I recently had an opportunity to witness my first laser neurotherapy treatment at the Rady Children's Hospital in San Diego. Essentially, this procedure uses controlled delivery of laser light through a diffuse-tip optical fiber to burn away parts of the brain. The special tip allows the laser light to scatter, heating the immediate surround area. With enough heat, the brain matter is destroyed, all without having to cut out large parts of the skull / brain.

The outline of the procedure was as follows:

  1. Patient standard of care (imaging, functional mapping, therapy, etc)
  2. Plan patient treatment and surgery through epilepsy conference
  3. Prep patient for neurosurgery
  4. Calibrate ROSA surgical robot
  5. Drill hole(s) into patient skull and attach skull screw guides
  6. Clear path to inner-most brain region and insert Neurolase optical fiber
  7. Move patient (w/ cables) to MRI scanner
    * The MRI is used to image the cable and track the progress of treatment
  8. Calibrate Neurolase guiding/imaging system
  9. Turn laser on for a few seconds, and assess
  10. Pull optical fiber slightly out to cover a new area
  11. Repeat (9,10) until target area is completely treated

The laser treatment itself lasted at most half an hour. However, the surgery took half a day (neurosurgeons are very careful), and calibrating the Neurolase system took another few hours.

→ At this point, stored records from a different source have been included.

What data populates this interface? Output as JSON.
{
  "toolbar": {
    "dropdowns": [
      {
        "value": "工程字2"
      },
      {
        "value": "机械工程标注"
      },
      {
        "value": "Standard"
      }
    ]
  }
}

Observing this procedure was interesting in part because of two amazing pieces of technology. First was the ROSA surgical robot, which coregisters high-resolution images of the patient's brain to create a 3D map that surgeons can use to guide their operations. It's a really useful tool for accurately matching their surgical plans to the real world:

Second was the Neurolase system. Both the hardware (a cart with 2 monitors, a laser generator, and a computer) and software (co-registers with MRI to track fiber and heating; even allows warning markers that shut off system if key areas reach dangerous temperatures):

So before I close things out, let's talk about why this therapy was necessary. The patient in question had previously been treated for their epilepsy. Specifically, they already experienced more than one craniotomy (surgical removal of part of the skull, for access to the brain). This probability of complications arising from this procedure increases with each attempt, due to scarring and the strain it places on the body. Furthermore, the part of the brain needed to be treated was difficult to access even with part of the skull removed. Instead, pushing a fiber into the brain through a small drill hole reduces the amount of damage to the skull and is a minimally invasive means of getting into the brain. The controlled heating provided by Neurolase is very tight, allowing removal of mm-sized regions of the brain with very little side-effects.

I think it's pretty neat! Do you? Let me know if you or a loved one has experienced this type of treatment before!


Paolo Gabriel is a graduate student at University of California, San Diego. He is obtaining his PhD by conducting research with the Translational Neuroengineering Lab.